Chart is for multiplayer only
Wow! Talk about some good press! Pretty much out of nowhere, the game skyrocketed out to 10,000 players. Various avenues covered the mod, and word of mouth really helped the game's popularity rise up out of complete obscurity....for a little while at any rate. I think this shows a really interesting example in what good a little press does. There were several examples of games that went on sale and had similar trends, but this one was particularly awesome.
And finally, just because I thought it was funny, here is what Portal 2 was doing:
I just....what....how does it? What does it mean? It looks like there were 3 different sales in the 60 day window, but that doesn't make much sense. What is that middle hump? Was there an LP somewhere that revitalized the Portal 2 community? I missed it. Sometimes with data, you get your Portal 2's: somewhere out there is the rhyme and reason for what is happening, and if you aren't tuned into it, the data is just meaningless.
If you want to see the charts for any games, let me know, and I can pull them up and post what the chart is. Otherwise, what do you think? Is there anything on here that doesn't match up to what you would expect?
I decided to merge together 3 different things that I like, and make them into a blog today! They are a love of math, a love of video games, and a burning desire to use my video capturing software! So I decided to mix things up and talk over some video instead of typing out walls of text explaining some basic mechanics.

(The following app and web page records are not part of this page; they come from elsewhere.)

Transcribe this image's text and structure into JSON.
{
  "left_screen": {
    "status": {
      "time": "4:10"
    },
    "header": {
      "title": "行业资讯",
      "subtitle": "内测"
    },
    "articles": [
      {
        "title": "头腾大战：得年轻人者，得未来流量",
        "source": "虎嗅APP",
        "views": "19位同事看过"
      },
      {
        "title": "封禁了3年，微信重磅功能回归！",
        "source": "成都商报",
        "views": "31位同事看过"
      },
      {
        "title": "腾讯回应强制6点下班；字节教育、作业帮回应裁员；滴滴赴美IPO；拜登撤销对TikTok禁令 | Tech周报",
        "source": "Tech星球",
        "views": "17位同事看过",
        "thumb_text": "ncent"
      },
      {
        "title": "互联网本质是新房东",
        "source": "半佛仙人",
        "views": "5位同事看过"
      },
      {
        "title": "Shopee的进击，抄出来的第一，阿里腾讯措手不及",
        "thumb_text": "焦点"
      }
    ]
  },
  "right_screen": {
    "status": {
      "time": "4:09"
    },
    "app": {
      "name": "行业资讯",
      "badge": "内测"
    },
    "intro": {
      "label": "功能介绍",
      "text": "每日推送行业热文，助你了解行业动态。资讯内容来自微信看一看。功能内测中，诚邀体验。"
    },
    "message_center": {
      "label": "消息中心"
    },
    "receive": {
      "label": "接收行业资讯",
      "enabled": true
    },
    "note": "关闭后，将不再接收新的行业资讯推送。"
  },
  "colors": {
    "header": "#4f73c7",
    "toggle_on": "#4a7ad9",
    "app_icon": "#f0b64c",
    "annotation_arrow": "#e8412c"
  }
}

This chart on was heavily inspired by my playthrough of EDF. The game gives you an incredibly varied selections of guns, with new guns unlocking constantly as you play. So to a normal player, this is the opportunity to play around, see what each gun feels like, and determine the best one by feel, right? Well for a mad statistician, this is the perfect opportunity to talk more about numbers! My entire playthrough was based on the best weapon for each tier, as determined by its DPS: Damage Per Second. The formulas required weren't that hard to come up with, and it was actually very interesting to see how different some of the weapons would be.If for whatever reason you want to see the spreadsheet I used for EDF, you can view it here. As you can tell (or if you didn't click the link), the spread of DPS is actually pretty crazy...anywhere between 2,000 to 4,000 damage were represented in the second highest tier of weapons! Where it got really fun for me was, of course, the insecticide rifle, boasting an insane 100,000 dps! Thats with its incredibly slow reload animation included! And that doesn't even take into account burst damage, which was the main reason for using the Boham Bay grenade launcher as my primary weapon the highest difficulty. It also has a massive AOE explosion that was pretty critical when clearing out large waves of ants.

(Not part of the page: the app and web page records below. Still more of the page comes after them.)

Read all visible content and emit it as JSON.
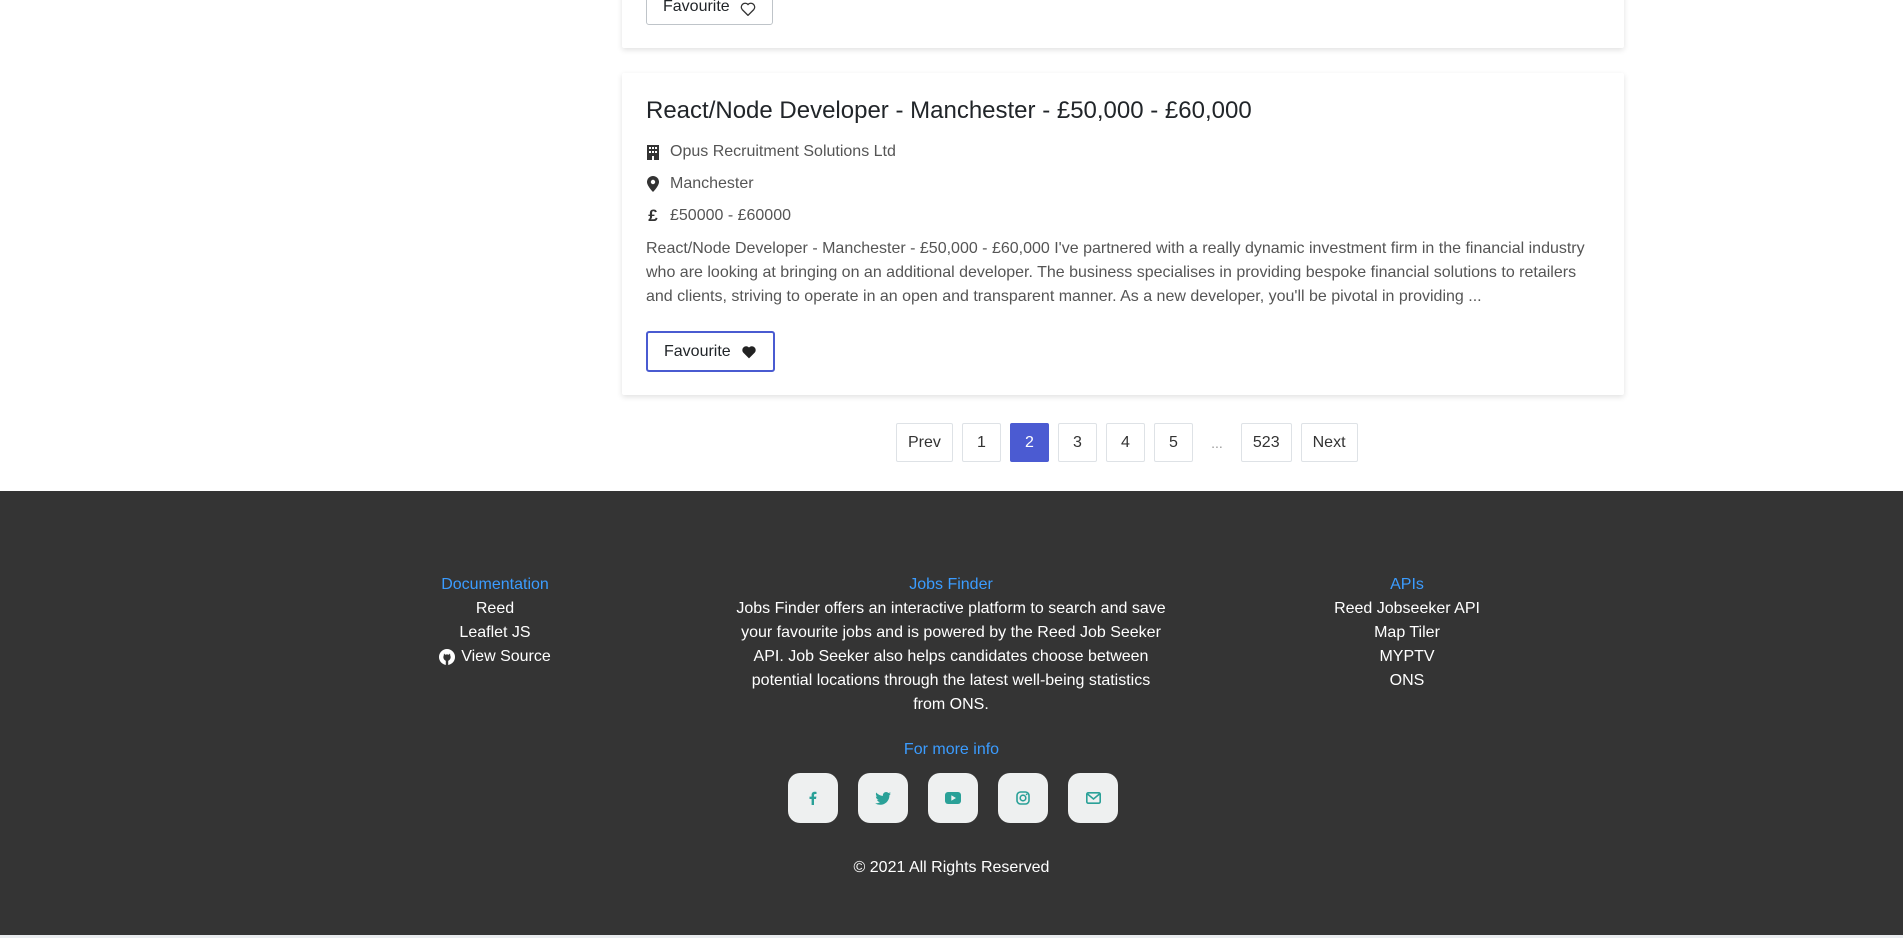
{
  "previous_card": {
    "favourite_label": "Favourite"
  },
  "job": {
    "title": "React/Node Developer - Manchester - £50,000 - £60,000",
    "company": "Opus Recruitment Solutions Ltd",
    "location": "Manchester",
    "currency_symbol": "£",
    "salary": "£50000 - £60000",
    "description": "React/Node Developer - Manchester - £50,000 - £60,000 I've partnered with a really dynamic investment firm in the financial industry who are looking at bringing on an additional developer. The business specialises in providing bespoke financial solutions to retailers and clients, striving to operate in an open and transparent manner. As a new developer, you'll be pivotal in providing ...",
    "favourite_label": "Favourite"
  },
  "pagination": {
    "prev": "Prev",
    "pages": [
      "1",
      "2",
      "3",
      "4",
      "5"
    ],
    "active_page": "2",
    "ellipsis": "...",
    "last": "523",
    "next": "Next"
  },
  "footer": {
    "documentation": {
      "heading": "Documentation",
      "links": [
        "Reed",
        "Leaflet JS",
        "View Source"
      ]
    },
    "about": {
      "heading": "Jobs Finder",
      "text": "Jobs Finder offers an interactive platform to search and save your favourite jobs and is powered by the Reed Job Seeker API. Job Seeker also helps candidates choose between potential locations through the latest well-being statistics from ONS."
    },
    "apis": {
      "heading": "APIs",
      "links": [
        "Reed Jobseeker API",
        "Map Tiler",
        "MYPTV",
        "ONS"
      ]
    },
    "more_info": "For more info",
    "social_icons": [
      "facebook-icon",
      "twitter-icon",
      "youtube-icon",
      "instagram-icon",
      "envelope-icon"
    ],
    "copyright": "© 2021 All Rights Reserved"
  },
  "colors": {
    "accent": "#4b5bd2",
    "footer_bg": "#343434",
    "footer_heading": "#3b9cff",
    "social_icon": "#2aa198"
  }
}
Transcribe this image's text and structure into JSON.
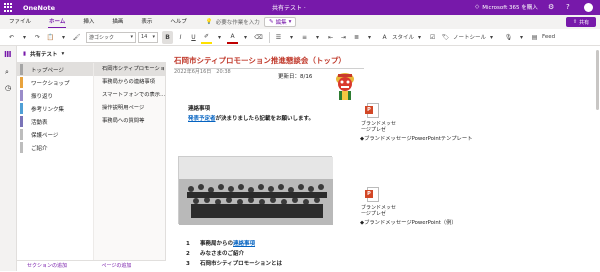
{
  "app": {
    "name": "OneNote",
    "doc_title": "共有テスト ·",
    "ms365": "Microsoft 365 を購入"
  },
  "ribbon": {
    "tabs": [
      "ファイル",
      "ホーム",
      "挿入",
      "描画",
      "表示",
      "ヘルプ"
    ],
    "active_tab": "ホーム",
    "tellme": "必要な作業を入力",
    "edit_label": "編集",
    "share_label": "共有"
  },
  "toolbar": {
    "font": "游ゴシック",
    "size": "14",
    "style_label": "スタイル",
    "tag_label": "ノートシール",
    "feed_label": "Feed"
  },
  "notebook": {
    "name": "共有テスト"
  },
  "sections": [
    {
      "label": "トップページ",
      "color": "#a5a5a5"
    },
    {
      "label": "ワークショップ",
      "color": "#e8a33d"
    },
    {
      "label": "振り返り",
      "color": "#9a8cc9"
    },
    {
      "label": "参考リンク集",
      "color": "#4f9fd6"
    },
    {
      "label": "活動表",
      "color": "#7a74b8"
    },
    {
      "label": "保護ページ",
      "color": "#bdbdbd"
    },
    {
      "label": "ご紹介",
      "color": "#bdbdbd"
    }
  ],
  "pages": [
    "石岡市シティプロモーショ",
    "事務局からの連絡事項",
    "スマートフォンでの表示...",
    "操作説明用ページ",
    "事務局への質問等"
  ],
  "bottom": {
    "add_section": "セクションの追加",
    "add_page": "ページの追加"
  },
  "page": {
    "title": "石岡市シティプロモーション推進懇談会（トップ）",
    "date": "2022年6月16日　20:38",
    "updated": "更新日：8/16",
    "notice_heading": "連絡事項",
    "notice_link": "発表予定者",
    "notice_text": "が決まりましたら記載をお願いします。",
    "attach1_name": "ブランドメッセージプレゼ",
    "attach1_desc": "◆ブランドメッセージPowerPointテンプレート",
    "attach2_name": "ブランドメッセージプレゼ",
    "attach2_desc": "◆ブランドメッセージPowerPoint（例）",
    "list": [
      {
        "num": "1",
        "text": "事務局からの",
        "link": "連絡事項"
      },
      {
        "num": "2",
        "text": "みなさまのご紹介",
        "link": ""
      },
      {
        "num": "3",
        "text": "石岡市シティプロモーションとは",
        "link": ""
      }
    ]
  },
  "colors": {
    "accent": "#7719aa",
    "title_red": "#c0392b",
    "link": "#0563c1",
    "powerpoint": "#d24726"
  },
  "icons": [
    "waffle-icon",
    "lightbulb-icon",
    "pencil-icon",
    "share-icon",
    "undo-icon",
    "redo-icon",
    "clipboard-icon",
    "bold-icon",
    "italic-icon",
    "underline-icon",
    "highlight-icon",
    "font-color-icon",
    "eraser-icon",
    "bullets-icon",
    "numbering-icon",
    "indent-icon",
    "align-icon",
    "checkbox-icon",
    "tag-icon",
    "dictate-icon",
    "feed-icon",
    "notebooks-icon",
    "search-icon",
    "recent-icon",
    "chevron-down-icon",
    "powerpoint-icon",
    "settings-icon",
    "help-icon"
  ]
}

Naturally, this applies to any game that has a system where you deal damage over a period of time, so it is pretty flexible, but the math ins't all that difficult. So want to know all the secrets and listen to my soothing Midwestern baritone? Then watch this:
Ive got a few other episodes in the works, but I am starting to run out of questions as I shift deeper and deeper into my backlog away from RPGs and more into a territory of a sandbox, so if you have any suggestions for future topics, I would love to hear them!